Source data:
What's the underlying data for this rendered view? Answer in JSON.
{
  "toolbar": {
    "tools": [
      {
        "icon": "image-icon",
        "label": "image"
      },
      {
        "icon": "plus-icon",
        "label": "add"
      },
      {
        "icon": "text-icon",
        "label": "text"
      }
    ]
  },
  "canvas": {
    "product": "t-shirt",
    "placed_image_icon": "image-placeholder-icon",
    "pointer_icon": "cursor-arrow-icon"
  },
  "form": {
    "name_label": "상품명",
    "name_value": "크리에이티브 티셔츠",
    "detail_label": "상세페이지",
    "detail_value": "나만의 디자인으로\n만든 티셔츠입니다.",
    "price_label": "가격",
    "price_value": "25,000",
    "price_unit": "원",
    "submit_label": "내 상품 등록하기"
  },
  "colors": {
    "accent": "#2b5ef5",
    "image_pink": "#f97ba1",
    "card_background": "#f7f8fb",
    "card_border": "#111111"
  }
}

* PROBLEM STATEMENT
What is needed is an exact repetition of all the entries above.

* REPLY TO THE EXERCISE
What's the underlying data for this rendered view? Answer in JSON.
{
  "toolbar": {
    "tools": [
      {
        "icon": "image-icon",
        "label": "image"
      },
      {
        "icon": "plus-icon",
        "label": "add"
      },
      {
        "icon": "text-icon",
        "label": "text"
      }
    ]
  },
  "canvas": {
    "product": "t-shirt",
    "placed_image_icon": "image-placeholder-icon",
    "pointer_icon": "cursor-arrow-icon"
  },
  "form": {
    "name_label": "상품명",
    "name_value": "크리에이티브 티셔츠",
    "detail_label": "상세페이지",
    "detail_value": "나만의 디자인으로\n만든 티셔츠입니다.",
    "price_label": "가격",
    "price_value": "25,000",
    "price_unit": "원",
    "submit_label": "내 상품 등록하기"
  },
  "colors": {
    "accent": "#2b5ef5",
    "image_pink": "#f97ba1",
    "card_background": "#f7f8fb",
    "card_border": "#111111"
  }
}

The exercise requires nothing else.